By David L. Joy
(Editor’s Note: Brother Joy is certainly qualified to speak on the subject of adversity. Last fall, brother Joy suffered a heart disease which required a heart transplant and many weeks of confinement in the hospital. No doubt the material presented in this article was applied in his life during these adversities and is now written for our learning in this article.)
Adversity does invade the life of the Christian. The Christian is not immune to the normal crises which characterize life under the sun. However, adversity can be turned to advantage and teach profound lessons on life. The writer said, “It is better to go to the house of mourning, than to go to the house of feasting; for that is the end of all men; and the living will lay it to his heart” (Eccl. 7:2). One must learn the proper use of adversity. The Preacher said, “In the day of prosperity be joyful, but in the day of adversity consider: God also hath set the one over against the other, to the end that man should find nothing after him” (Eccl. 7:14). What lessons do the days of adversity teach?
Lessons From Adversity
The days of adversity teach “it is appointed unto men once to die, but after this the judgment” (Heb. 9:27). Death shows no respect of persons. “All things come alike to all: there is one event to the righteous, and to the wicked; to the good and to the clean, and to the unclean; to him that sacrificeth, and to him that sacrificeth not: as is the good, so is the sinner; and he that sweareth, as he that feareth an oath” (Eccl. 9:2). This truth should not make one pessimistic concerning life. It should cause the individual to recognize the reality of death, and the necessity to consider the incorruptible part of man’s being.
Secondly, the days of adversity teach the need for the inward man to be “renewed day by day” (2 Cor. 4:16). It is an easy mistake of life to pursue certain interests to the exclusion of man’s spiritual needs. The Preacher said, “All the labor of man is for his mouth, and yet the appetite (Heb., soul) is not filled” (Eccl. 6:7). Jesus said, “Labor not for the meat which perisheth, but for that meat which endureth unto everlasting life, which the Son of man shall give unto you: for him hath God the Father sealed” (Jn. 6:27). When one stands before the “Father of Spirits” in judgment, how one has prepared his soul for eternity is the thing that matters.
Thirdly, the days of adversity teach that one must work “while it is day” (Jn. 9:4). The night will come when man can no longer work.

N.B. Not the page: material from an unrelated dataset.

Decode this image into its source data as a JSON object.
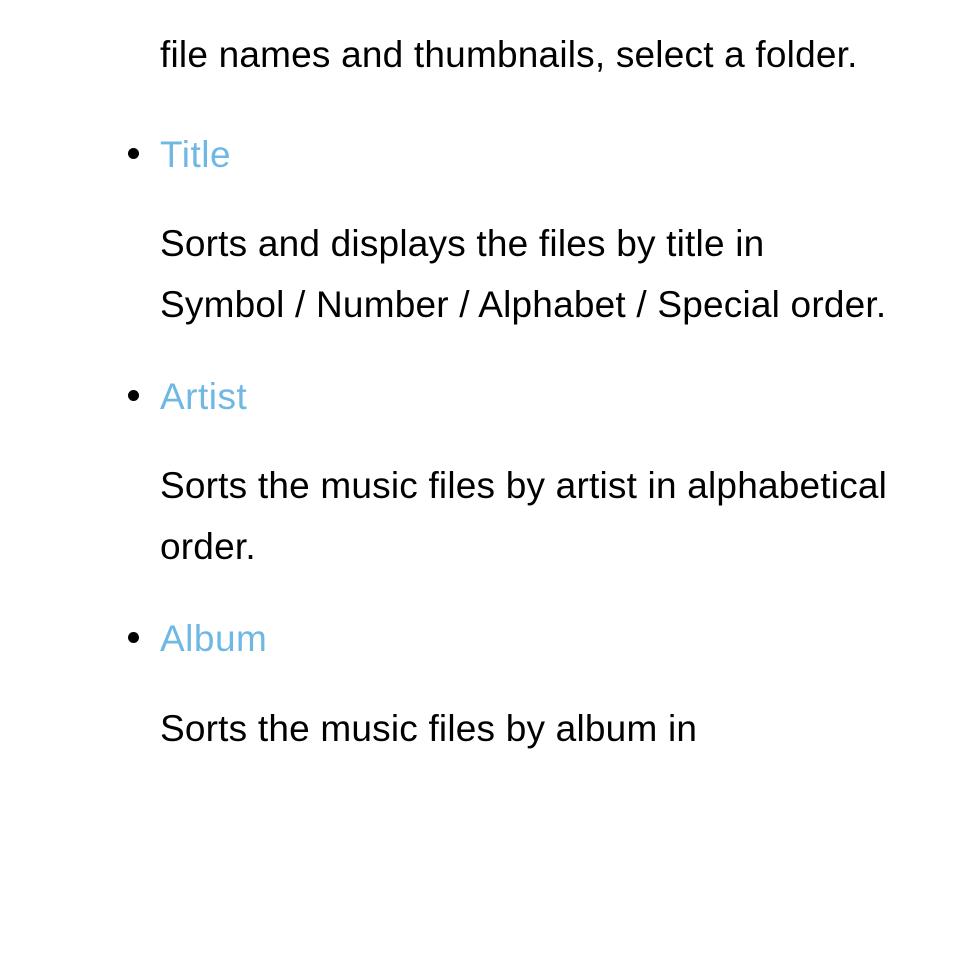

Today is the only day that the Christian has to labor in the Kingdom. Yesterday is gone. To dwell upon the past can create indifference and discontentment with the present (Eccl. 7: 10). The future is unknown. The Bible says, “Boast not thyself of tomorrow; for thou knowest not what a day may bring forth” (Prov. 27: 1). Therefore, the Christian must use the opportunities of today to their best advantage.
Finally, the days of adversity teach the necessity of faith that will sustain through the hour of trial. Trials of life are essential to test the quality of one’s faith. Furthermore, the hour of trial is not the time that faith is developed. The faithful Christian will continually “perfect that which is lacking in your faith” (1 Thess. 3:10). When the dark days of adversity come, the mature Christian will have sufficient faith to endure the time of crisis.
Guardian of Truth XXIX: 6, p. 173
March 21, 1985